The International Herald Tribune (yeah, I’m that well read) has a pretty interesting piece on the growing trend of product placement in books, especially in the teen lit world:
“Cover Girl, which is owned by the consumer products giant Procter & Gamble, has neither paid the publisher nor the book’s authors, Sean Stewart and Jordan Weisman, for the privilege of having their makeup showcased in the novel. But Procter will promote the book on Beinggirl.com, a Web site directed at adolescent girls that has games, advice on handling puberty and, yes, makeup tips.”
This is not a really surprising move and it has definitely ruffled a few feathers – though with the saturated level of product placement in every other realm of teen life, I’m not sure why its presence in books is all that upsetting.

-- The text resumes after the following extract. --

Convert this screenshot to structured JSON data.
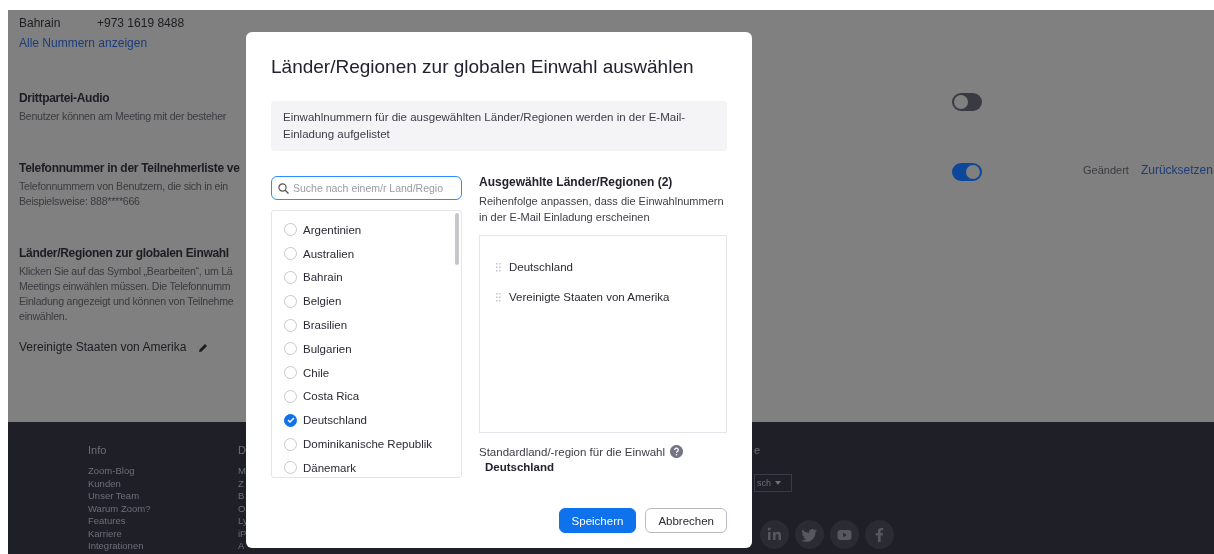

What is cooler is the idea of using the web to make books more interactive and multimedia driven. As IHT notes of the upcoming “Cathy’s Book”:
“With “Cathy’s Book,” although Mr. Stewart has written a self-contained textual narrative, Mr. Weisman also created a series of clues that are included in a so-called evidence pack that will come with the book in a sealed plastic envelope filled with photos, post-it notes with phone numbers scrawled on them, pages from a date book, birth and marriage certificates and letters. There will also be a business card for a fictional “online consultant” at Beinggirl.com.
Hints to most of these documents are embedded in the novel, which also contains Web site addresses and phone numbers that readers can access for extra material. The telephone number on the book’s cover, for example, leads to an outgoing voicemail message from Cathy.”
I love this trend and think it can definitely make books and reading a continuing draw for young folks. I also think this sort of approach could reinvigorate a somewhat flat area of publishing – Young Male Lit (or “dick lit” as some call it).